If that doesn’t seem to be fixing anything, we recommend picking up a USB-C to C cable for the newer iPad Pros and a USB-C to Lightning Cable for all other iPads. With an original / certified charger and cable, you can rule out the probability of external hardware being the reason your iPad charges slowly.
Poor Battery Health
If your iPad is relatively old or has been used extensively, its battery has been degraded severely. In fact, it may have lost up to 20-30% of its original capacity. Sadly, there’s no way to check your battery health on the iPad.
But, from our estimates, a device that is 3-4 years old will see a massive decline in battery life and charging time as well. If you have an older device that seems to be getting battery-related issues suddenly, a replacement may just be in order.
Don’t worry, though, after replacing your iPad’s battery.
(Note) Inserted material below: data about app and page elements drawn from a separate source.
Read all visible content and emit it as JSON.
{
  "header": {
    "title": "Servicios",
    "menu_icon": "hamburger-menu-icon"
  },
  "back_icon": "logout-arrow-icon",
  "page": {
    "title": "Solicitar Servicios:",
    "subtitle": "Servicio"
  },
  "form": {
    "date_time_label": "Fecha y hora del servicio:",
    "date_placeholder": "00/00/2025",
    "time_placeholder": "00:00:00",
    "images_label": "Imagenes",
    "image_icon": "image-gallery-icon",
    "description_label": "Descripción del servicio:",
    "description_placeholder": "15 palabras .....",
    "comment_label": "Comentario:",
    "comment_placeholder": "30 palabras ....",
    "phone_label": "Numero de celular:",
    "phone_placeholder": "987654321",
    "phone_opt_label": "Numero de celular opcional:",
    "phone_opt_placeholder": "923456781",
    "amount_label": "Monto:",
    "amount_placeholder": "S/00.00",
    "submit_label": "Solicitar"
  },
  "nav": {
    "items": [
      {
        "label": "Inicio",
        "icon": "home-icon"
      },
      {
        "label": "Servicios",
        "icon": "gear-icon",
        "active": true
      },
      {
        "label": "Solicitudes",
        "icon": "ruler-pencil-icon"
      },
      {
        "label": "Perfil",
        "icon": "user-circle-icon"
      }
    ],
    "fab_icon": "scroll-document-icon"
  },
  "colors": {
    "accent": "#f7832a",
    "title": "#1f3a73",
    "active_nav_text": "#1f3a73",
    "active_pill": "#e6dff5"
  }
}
You’ll be greeted with adequate charging time and better battery life overall too. Do note, though, that Apple’s own replacement and battery repair is extremely expensive. Therefore, we recommend resorting to a third-party vendor instead.
A software glitch is the rarest reason why an iPad can charge slowly. But, it still can happen, especially if you’ve just updated iPad OS or have joined Apple’s Public Beta Programme. While annoying, the only fix to getting your iPad back to normal is to reset your iPad completely.
Before you go about resetting, ensure that you’ve checked all the other solutions we’ve mentioned above, as the likelihood of those being the cause of your iPad charging slow is much higher as compared to shoddy software.
Will My iPad Charge Faster If I Turn It Off?
Yes, your iPad will charge faster if you turn it off. This is because it consumes negligible battery life when turned off, which reduces overall battery drain. So, while the charging speed remains the same, due to less loss, you end up gaining a bit better charge time.
How To Check Battery Health On iPad?
There is no official way to check battery health on an iPad. And all other unofficial software can only estimate your battery health depending on its age and do not provide you with any accurate information.
I love tech and all about it. I'm interested in finding ways how they can make my life more productive, and I share my knowledge with my blog readers. I'm an iPad Pro, iPhone, MacBook, and Apple Watch user, so I know a thing or two about these devices and try to write helpful content around these topics.